Apparently, over the life of the new chemicals program under TSCA (which dates back more than 40 years), EPA has issued TSCA Section 5(e) administrative orders restricting the original manufacturer or importer of as many as 150 individual PFAS, but did not issue SNURs to more broadly limit use of the substances by others who might acquire formulations or products containing these PFAS or otherwise enter the US market for the PFAS. Belatedly, EPA leadership has decided to try to put the regulatory genie back in the bottle by issuing approximately 150 new SNURs to presumably impose the same (or maybe additional) restrictions negotiated with the original PMN submitters upon anyone else who has entered the market or who acquires and uses formulations containing the PFAS.  EPA personnel estimate the proposed SNURs will be issued in several “batches” including clusters of individual chemical substances, rather than through a single rulemaking addressing 150 chemical substances at one time.

Using SNURs in this manner and doing so long after a PFAS has entered the US market may be challenging to EPA, and should be closely monitored by the regulated community. The actions may be challenging to EPA because Agency policy and its long-standing legal interpretation has been that EPA may not use a significant “new use” rule to restrict or limit a use that already is “ongoing” (meaning a use that was commenced before the SNUR has been proposed in the Federal Register). Moreover, no public statement has been made asserting that EPA has received new test data or other information which would justify issuing such SNURs at this time. Entities that have already commenced any proposed new uses can (and must) respond to EPA during the public notice and comment period when such PFAS SNURs are proposed to advise EPA when a particular use has already been commenced. Doing so can “defeat” the SNUR, meaning EPA must then elect to withdraw the proposal and use a different regulatory mechanism (such as its Section 6 rulemaking authority) to restrict such “ongoing” uses.  Failing to comment will lead EPA to conclude such uses are not actively ongoing, clearing the way for EPA to issue a final SNUR.

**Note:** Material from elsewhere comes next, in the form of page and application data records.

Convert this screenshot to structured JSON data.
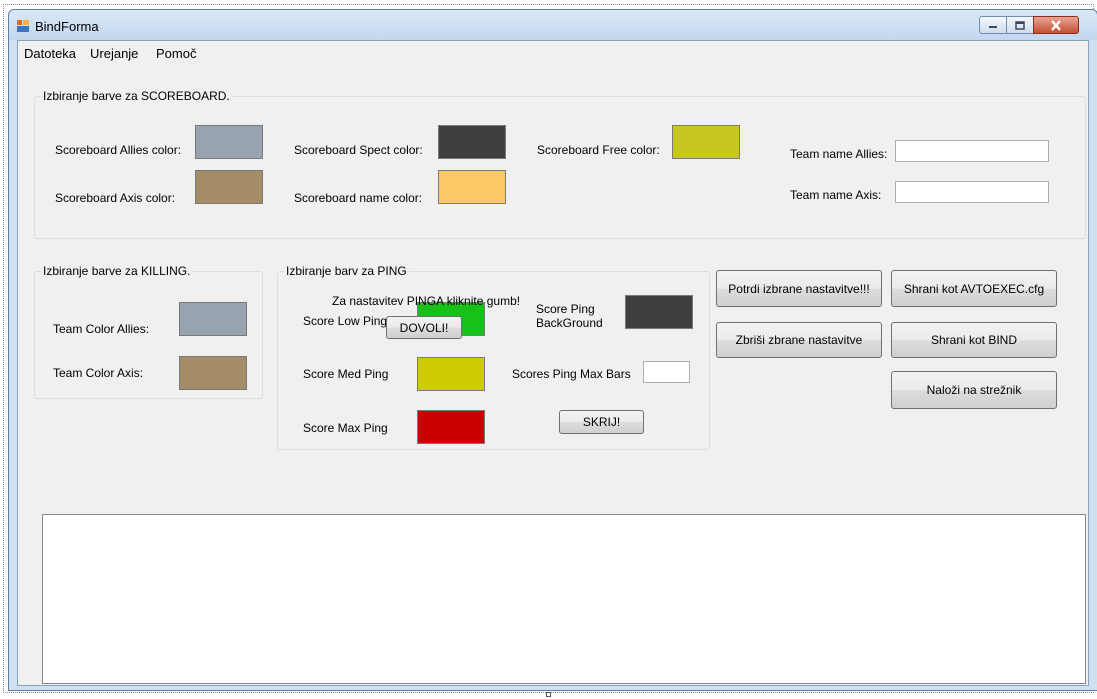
{
  "window": {
    "title": "BindForma"
  },
  "menu": [
    "Datoteka",
    "Urejanje",
    "Pomoč"
  ],
  "scoreboard": {
    "legend": "Izbiranje barve za SCOREBOARD.",
    "allies_label": "Scoreboard Allies color:",
    "axis_label": "Scoreboard Axis color:",
    "spect_label": "Scoreboard Spect color:",
    "name_label": "Scoreboard name color:",
    "free_label": "Scoreboard Free color:",
    "team_allies_label": "Team name Allies:",
    "team_axis_label": "Team name Axis:",
    "team_allies_value": "",
    "team_axis_value": "",
    "colors": {
      "allies": "#97a3ae",
      "axis": "#a48d66",
      "spect": "#3e3e3e",
      "name": "#fdc866",
      "free": "#c7c81f"
    }
  },
  "killing": {
    "legend": "Izbiranje barve za KILLING.",
    "allies_label": "Team Color Allies:",
    "axis_label": "Team Color Axis:",
    "colors": {
      "allies": "#97a3ae",
      "axis": "#a48d66"
    }
  },
  "ping": {
    "legend": "Izbiranje barv za PING",
    "hint": "Za nastavitev PINGA kliknite gumb!",
    "low_label": "Score Low Ping",
    "med_label": "Score Med Ping",
    "max_label": "Score Max Ping",
    "background_label_1": "Score Ping",
    "background_label_2": "BackGround",
    "max_bars_label": "Scores Ping Max Bars",
    "max_bars_value": "",
    "dovoli_button": "DOVOLI!",
    "skrij_button": "SKRIJ!",
    "colors": {
      "low": "#17c117",
      "med": "#cccc00",
      "max": "#cc0000",
      "background": "#3e3e3e"
    }
  },
  "actions": {
    "confirm": "Potrdi izbrane nastavitve!!!",
    "delete": "Zbriši zbrane nastavitve",
    "save_autoexec": "Shrani kot AVTOEXEC.cfg",
    "save_bind": "Shrani kot BIND",
    "upload": "Naloži na strežnik"
  },
  "log": {
    "text": ""
  },
  "icons": {
    "app": "app-window-icon",
    "minimize": "minimize-icon",
    "maximize": "maximize-icon",
    "close": "close-icon"
  }
}
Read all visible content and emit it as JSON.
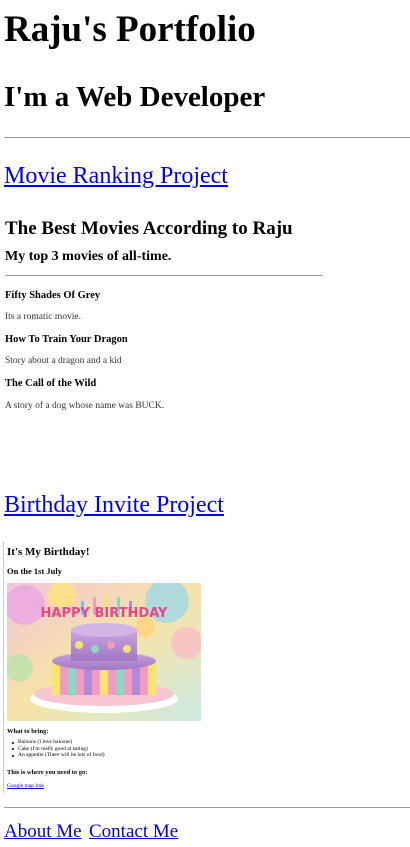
{
  "header": {
    "title": "Raju's Portfolio",
    "subtitle": "I'm a Web Developer"
  },
  "projects": [
    {
      "label": "Movie Ranking Project"
    },
    {
      "label": "Birthday Invite Project"
    }
  ],
  "movie_ranking": {
    "heading": "The Best Movies According to Raju",
    "subheading": "My top 3 movies of all-time.",
    "movies": [
      {
        "title": "Fifty Shades Of Grey",
        "description": "Its a romatic movie."
      },
      {
        "title": "How To Train Your Dragon",
        "description": "Story about a dragon and a kid"
      },
      {
        "title": "The Call of the Wild",
        "description": "A story of a dog whose name was BUCK."
      }
    ]
  },
  "birthday_invite": {
    "heading": "It's My Birthday!",
    "date": "On the 1st July",
    "image": "birthday-cake-image",
    "cake_text": "HAPPY BIRTHDAY",
    "bring_heading": "What to bring:",
    "bring_items": [
      "Baloons (I love baloons)",
      "Cake (I'm really good at eating)",
      "An appetite (There will be lots of food)"
    ],
    "location_heading": "This is where you need to go:",
    "map_link": "Google map link"
  },
  "footer": {
    "about_label": "About Me",
    "contact_label": "Contact Me"
  },
  "colors": {
    "link": "#0000ee",
    "rule": "#9a9a9a",
    "text": "#000000"
  }
}
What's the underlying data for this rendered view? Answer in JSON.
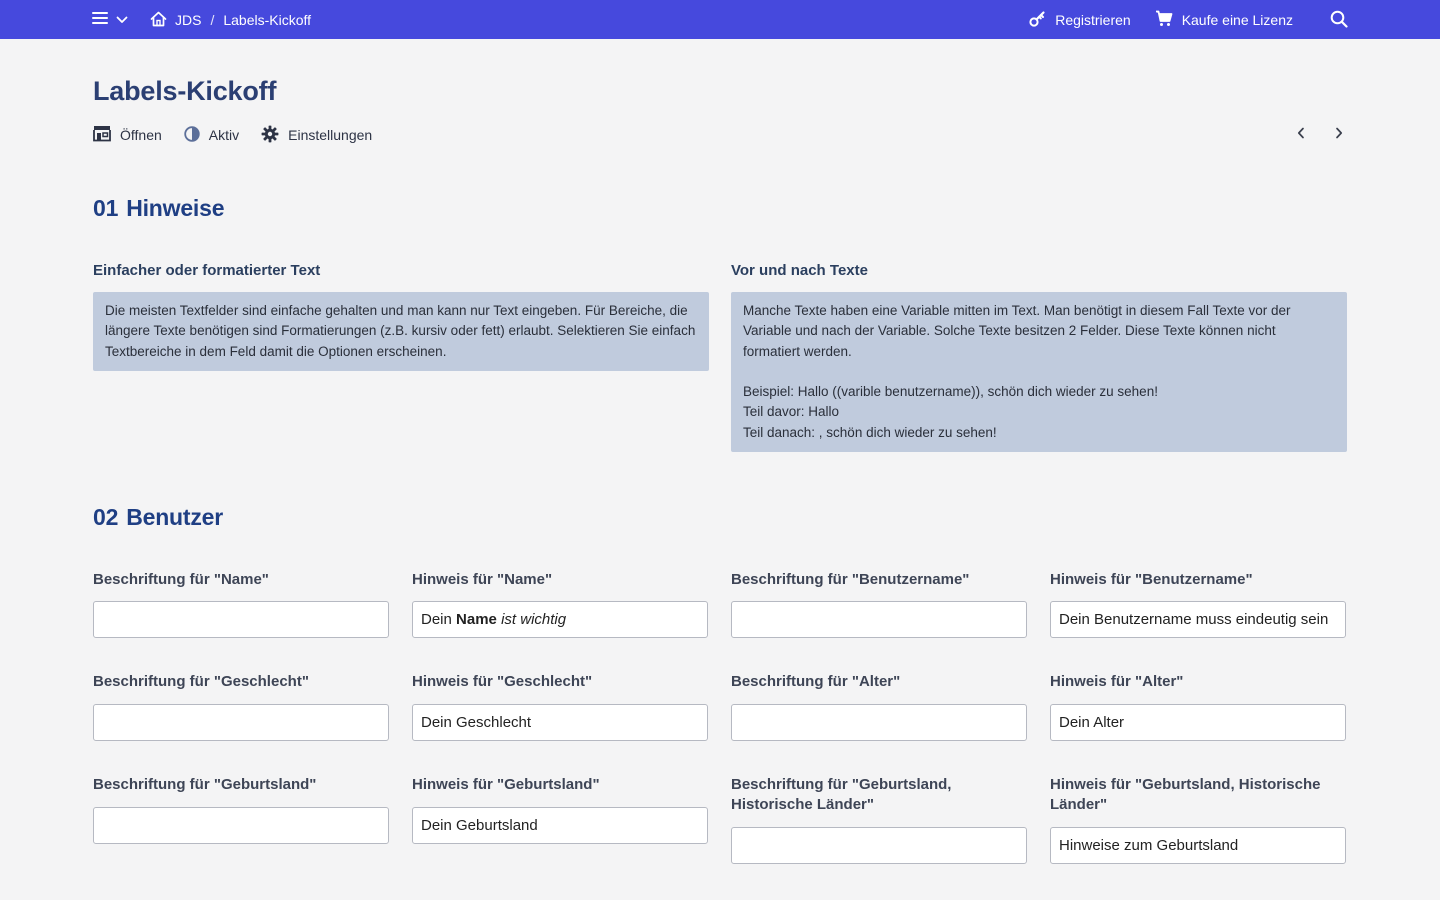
{
  "header": {
    "breadcrumb": [
      "JDS",
      "Labels-Kickoff"
    ],
    "separator": "/",
    "register_label": "Registrieren",
    "license_label": "Kaufe eine Lizenz",
    "bg_color": "#4649dd"
  },
  "page": {
    "title": "Labels-Kickoff",
    "toolbar": {
      "open_label": "Öffnen",
      "active_label": "Aktiv",
      "settings_label": "Einstellungen"
    }
  },
  "sections": [
    {
      "num": "01",
      "title": "Hinweise"
    },
    {
      "num": "02",
      "title": "Benutzer"
    }
  ],
  "notes": [
    {
      "heading": "Einfacher oder formatierter Text",
      "text": "Die meisten Textfelder sind einfache gehalten und man kann nur Text eingeben. Für Bereiche, die längere Texte benötigen sind Formatierungen (z.B. kursiv oder fett) erlaubt. Selektieren Sie einfach Textbereiche in dem Feld damit die Optionen erscheinen."
    },
    {
      "heading": "Vor und nach Texte",
      "text": "Manche Texte haben eine Variable mitten im Text. Man benötigt in diesem Fall Texte vor der Variable und nach der Variable. Solche Texte besitzen 2 Felder. Diese Texte können nicht formatiert werden.\n\nBeispiel: Hallo ((varible benutzername)), schön dich wieder zu sehen!\nTeil davor: Hallo\nTeil danach: , schön dich wieder zu sehen!"
    }
  ],
  "fields": [
    {
      "label": "Beschriftung für \"Name\"",
      "value": ""
    },
    {
      "label": "Hinweis für \"Name\"",
      "value_prefix": "Dein ",
      "value_bold": "Name",
      "value_italic": "ist wichtig"
    },
    {
      "label": "Beschriftung für \"Benutzername\"",
      "value": ""
    },
    {
      "label": "Hinweis für \"Benutzername\"",
      "value": "Dein Benutzername muss eindeutig sein"
    },
    {
      "label": "Beschriftung für \"Geschlecht\"",
      "value": ""
    },
    {
      "label": "Hinweis für \"Geschlecht\"",
      "value": "Dein Geschlecht"
    },
    {
      "label": "Beschriftung für \"Alter\"",
      "value": ""
    },
    {
      "label": "Hinweis für \"Alter\"",
      "value": "Dein Alter"
    },
    {
      "label": "Beschriftung für \"Geburtsland\"",
      "value": ""
    },
    {
      "label": "Hinweis für \"Geburtsland\"",
      "value": "Dein Geburtsland"
    },
    {
      "label_line1": "Beschriftung für \"Geburtsland,",
      "label_line2": "Historische Länder\"",
      "value": ""
    },
    {
      "label_line1": "Hinweis für \"Geburtsland, Historische",
      "label_line2": "Länder\"",
      "value": "Hinweise zum Geburtsland"
    }
  ]
}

This new PFAS regulatory initiative underscores why it will be imperative that members of the regulated community that acquire formulated products that may contain PFAS, and those entities that may have already entered the PFAS market in the US by importing or domestically manufacturing a PFAS which is listed on the TSCA Inventory, carefully monitor EPA’s rulemaking activities under TSCA. The failure to recognize and properly interpret a proposed SNUR which might restrict the use of a substance, formulation, or product that may have been in use by a business in the US for many years could result in compliance issues later if EPA were to issue a final SNUR because an affected entity failed to spot an obscure SNUR rulemaking and to timely advise EPA in writing that a use in which the entity has been engaged in years is “ongoing.” Given the complexities of significant new use rulemakings and the prevalence of substances that are identified in such proposed rules only by generic chemical names, the next few months will be worrisome for regulated entities who import or make or use PFAS (and PFAS-containing formulations and products) in the US.

*Margaret Barry contributed to this blog post.

© Arnold & Porter Kaye Scholer LLP 2022 All Rights Reserved. This blog post is intended to be a general summary of the law and does not constitute legal advice. You should consult with counsel to determine applicable legal requirements in a specific fact situation.